But investigators in Aroostook County said earlier this week that they still have little information to help them solve the February slaying of Darrell Smith.

Smith, 56, was found dead inside the workshop next to his home on Thomas Road in Woodland on the evening of Feb. 6.

Smith owned and operated Smith’s Sawmill and Logging. State police said Smith was shot to death during the early afternoon hours and they believe robbery may have been the motive. The victim’s wallet remains unaccounted for and a safe was discovered missing from the residence.

Police have leads in the case, state police Detective Sgt. John Cote said Monday, and they continue to work the case “every day.”

In the weeks after the killing, investigators asked for the public’s help to locate the driver of a small, dark-colored pickup truck that was seen on Thomas Road around noon the day of the shooting. The vehicle had its hazard lights on and the hood was up, indicating the truck may have been having mechanical trouble.

The Smith family subsequently posted a $30,000 reward for anyone who can provide information leading to the arrest and conviction of Smith’s killer.

Thus far, however, it has yielded no new clues, Cote said on Monday.

Investigators continue to probe whether several safe burglaries that have taken place in Aroostook County between August 2006 and February 2008 may be linked to the crime. They also are exploring whether a recent string of burglaries could be connected to Smith’s death.

At the state police barracks in Houlton, detectives who are working on the case have created a map pinpointing 23 events — including Smith’s death — in which safes, guns, money and other items were taken in residential burglaries.

The crimes have taken place in locations spanning from Madawaska to Reed Plantation.

Cote said most of the crimes have taken place when people were not at home. People have simply arrived back home to discover they have been robbed, he said.

In the Smith case, investigators believe the killer was someone who had some knowledge of the mill, as it resembles a private residence.

Smith had no enemies, according to police, and was a “well-liked, hardworking” man. His family members and those close to him have been eliminated as suspects, he added.

In recent months, several more burglaries have taken place at town offices in Aroostook County, including locations spanning from Crystal to New Canada.

In those cases, one or more individuals have targeted the offices and other businesses by gaining entry through rear windows in an attempt to steal cash. Earlier this month, the Weston town office became the sixth town office to be broken into in recent weeks, according to police.

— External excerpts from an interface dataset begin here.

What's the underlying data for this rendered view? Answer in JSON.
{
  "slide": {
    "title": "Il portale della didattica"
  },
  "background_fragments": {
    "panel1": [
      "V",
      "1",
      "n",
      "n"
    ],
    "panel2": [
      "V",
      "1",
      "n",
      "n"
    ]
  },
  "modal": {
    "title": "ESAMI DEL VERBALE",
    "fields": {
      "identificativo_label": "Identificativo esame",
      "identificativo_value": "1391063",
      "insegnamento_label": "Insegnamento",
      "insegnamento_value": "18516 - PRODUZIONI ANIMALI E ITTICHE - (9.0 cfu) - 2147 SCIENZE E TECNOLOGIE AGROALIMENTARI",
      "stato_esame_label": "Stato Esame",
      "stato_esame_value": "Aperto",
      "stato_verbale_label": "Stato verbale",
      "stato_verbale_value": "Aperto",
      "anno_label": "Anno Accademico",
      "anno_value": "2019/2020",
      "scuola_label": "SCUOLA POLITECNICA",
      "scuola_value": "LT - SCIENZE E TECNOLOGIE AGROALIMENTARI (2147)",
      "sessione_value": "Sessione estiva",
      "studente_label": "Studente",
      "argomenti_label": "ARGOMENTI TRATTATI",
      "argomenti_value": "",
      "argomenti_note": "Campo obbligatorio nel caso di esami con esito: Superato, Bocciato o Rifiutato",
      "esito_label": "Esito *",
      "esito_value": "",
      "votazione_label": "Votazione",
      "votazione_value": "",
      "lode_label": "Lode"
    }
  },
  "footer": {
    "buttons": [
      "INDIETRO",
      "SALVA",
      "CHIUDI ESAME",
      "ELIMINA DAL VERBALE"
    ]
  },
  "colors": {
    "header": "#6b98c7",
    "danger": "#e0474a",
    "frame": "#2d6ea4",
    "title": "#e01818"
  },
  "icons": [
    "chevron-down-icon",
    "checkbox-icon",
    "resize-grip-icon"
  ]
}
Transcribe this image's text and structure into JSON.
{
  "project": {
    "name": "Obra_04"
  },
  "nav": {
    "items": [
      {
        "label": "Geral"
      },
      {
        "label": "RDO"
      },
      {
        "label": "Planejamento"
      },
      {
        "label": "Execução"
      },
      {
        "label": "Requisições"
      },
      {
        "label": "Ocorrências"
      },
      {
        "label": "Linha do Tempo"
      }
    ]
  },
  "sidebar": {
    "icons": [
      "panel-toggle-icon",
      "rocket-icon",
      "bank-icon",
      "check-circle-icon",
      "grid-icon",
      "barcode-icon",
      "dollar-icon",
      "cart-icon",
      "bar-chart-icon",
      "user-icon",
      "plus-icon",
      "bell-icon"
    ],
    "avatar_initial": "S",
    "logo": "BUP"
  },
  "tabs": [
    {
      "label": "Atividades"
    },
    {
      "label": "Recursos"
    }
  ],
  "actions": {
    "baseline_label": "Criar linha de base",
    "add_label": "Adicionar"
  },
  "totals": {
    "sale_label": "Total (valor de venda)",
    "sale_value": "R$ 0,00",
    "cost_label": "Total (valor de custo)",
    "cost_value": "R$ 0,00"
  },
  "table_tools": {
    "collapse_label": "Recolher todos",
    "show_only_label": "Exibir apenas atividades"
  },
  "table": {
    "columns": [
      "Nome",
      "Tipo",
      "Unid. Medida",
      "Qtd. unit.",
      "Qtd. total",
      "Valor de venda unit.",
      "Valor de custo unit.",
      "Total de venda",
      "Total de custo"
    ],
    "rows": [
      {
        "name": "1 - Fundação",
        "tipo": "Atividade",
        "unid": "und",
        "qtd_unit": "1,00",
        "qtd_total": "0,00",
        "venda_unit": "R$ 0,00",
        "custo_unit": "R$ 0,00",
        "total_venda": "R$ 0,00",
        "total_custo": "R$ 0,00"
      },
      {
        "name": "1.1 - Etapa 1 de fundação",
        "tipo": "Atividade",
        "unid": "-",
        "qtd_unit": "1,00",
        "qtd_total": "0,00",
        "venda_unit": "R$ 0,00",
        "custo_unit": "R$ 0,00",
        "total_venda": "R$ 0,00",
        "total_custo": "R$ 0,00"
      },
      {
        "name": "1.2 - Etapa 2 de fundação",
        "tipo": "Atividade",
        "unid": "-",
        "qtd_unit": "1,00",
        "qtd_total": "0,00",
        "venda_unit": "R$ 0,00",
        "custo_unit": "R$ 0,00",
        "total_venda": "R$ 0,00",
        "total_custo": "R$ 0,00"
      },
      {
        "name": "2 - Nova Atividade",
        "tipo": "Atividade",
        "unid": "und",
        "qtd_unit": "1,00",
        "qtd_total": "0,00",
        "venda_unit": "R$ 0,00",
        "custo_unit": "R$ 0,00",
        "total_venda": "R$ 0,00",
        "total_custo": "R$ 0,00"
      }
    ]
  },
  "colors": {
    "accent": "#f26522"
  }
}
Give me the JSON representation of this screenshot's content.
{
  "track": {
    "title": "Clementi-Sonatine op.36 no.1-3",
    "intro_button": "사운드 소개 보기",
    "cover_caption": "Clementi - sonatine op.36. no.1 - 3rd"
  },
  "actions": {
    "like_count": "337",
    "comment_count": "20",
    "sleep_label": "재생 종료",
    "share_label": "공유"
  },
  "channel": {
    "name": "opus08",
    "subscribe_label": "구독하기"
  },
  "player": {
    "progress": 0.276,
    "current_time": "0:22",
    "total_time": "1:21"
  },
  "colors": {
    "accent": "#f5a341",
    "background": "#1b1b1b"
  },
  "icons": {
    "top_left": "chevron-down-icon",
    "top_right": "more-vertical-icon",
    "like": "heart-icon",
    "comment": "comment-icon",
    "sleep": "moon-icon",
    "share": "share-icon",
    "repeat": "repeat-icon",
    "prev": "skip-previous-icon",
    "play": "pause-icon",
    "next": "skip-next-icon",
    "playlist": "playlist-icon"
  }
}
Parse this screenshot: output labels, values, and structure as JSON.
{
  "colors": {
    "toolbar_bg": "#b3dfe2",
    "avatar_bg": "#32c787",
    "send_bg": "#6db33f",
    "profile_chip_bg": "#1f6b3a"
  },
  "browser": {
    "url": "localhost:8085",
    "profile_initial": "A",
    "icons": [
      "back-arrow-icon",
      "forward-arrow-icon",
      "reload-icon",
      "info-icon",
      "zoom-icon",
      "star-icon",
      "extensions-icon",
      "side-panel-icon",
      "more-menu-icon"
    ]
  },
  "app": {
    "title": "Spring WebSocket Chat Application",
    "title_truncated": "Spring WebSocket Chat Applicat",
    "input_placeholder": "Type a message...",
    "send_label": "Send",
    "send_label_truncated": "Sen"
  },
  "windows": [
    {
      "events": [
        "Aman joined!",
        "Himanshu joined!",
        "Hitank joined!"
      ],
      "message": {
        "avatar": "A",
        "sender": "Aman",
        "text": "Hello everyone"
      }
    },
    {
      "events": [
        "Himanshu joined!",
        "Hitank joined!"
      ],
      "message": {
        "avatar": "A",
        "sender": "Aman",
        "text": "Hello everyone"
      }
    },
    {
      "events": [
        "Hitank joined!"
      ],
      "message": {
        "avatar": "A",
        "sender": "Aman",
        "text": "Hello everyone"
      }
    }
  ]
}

Thieves entered the office through the adjoining fire department and broke open a large safe and some filing cabinets, stealing several thousand dollars.

Cote said investigators are considering whether or not the recent burglaries are linked to the safe burglary spree and the Smith case.

Anyone who has information about the Smith case is asked to call the state police barracks at 800-924-2261 or Aroostook County Crime Stoppers at 800-638-8477.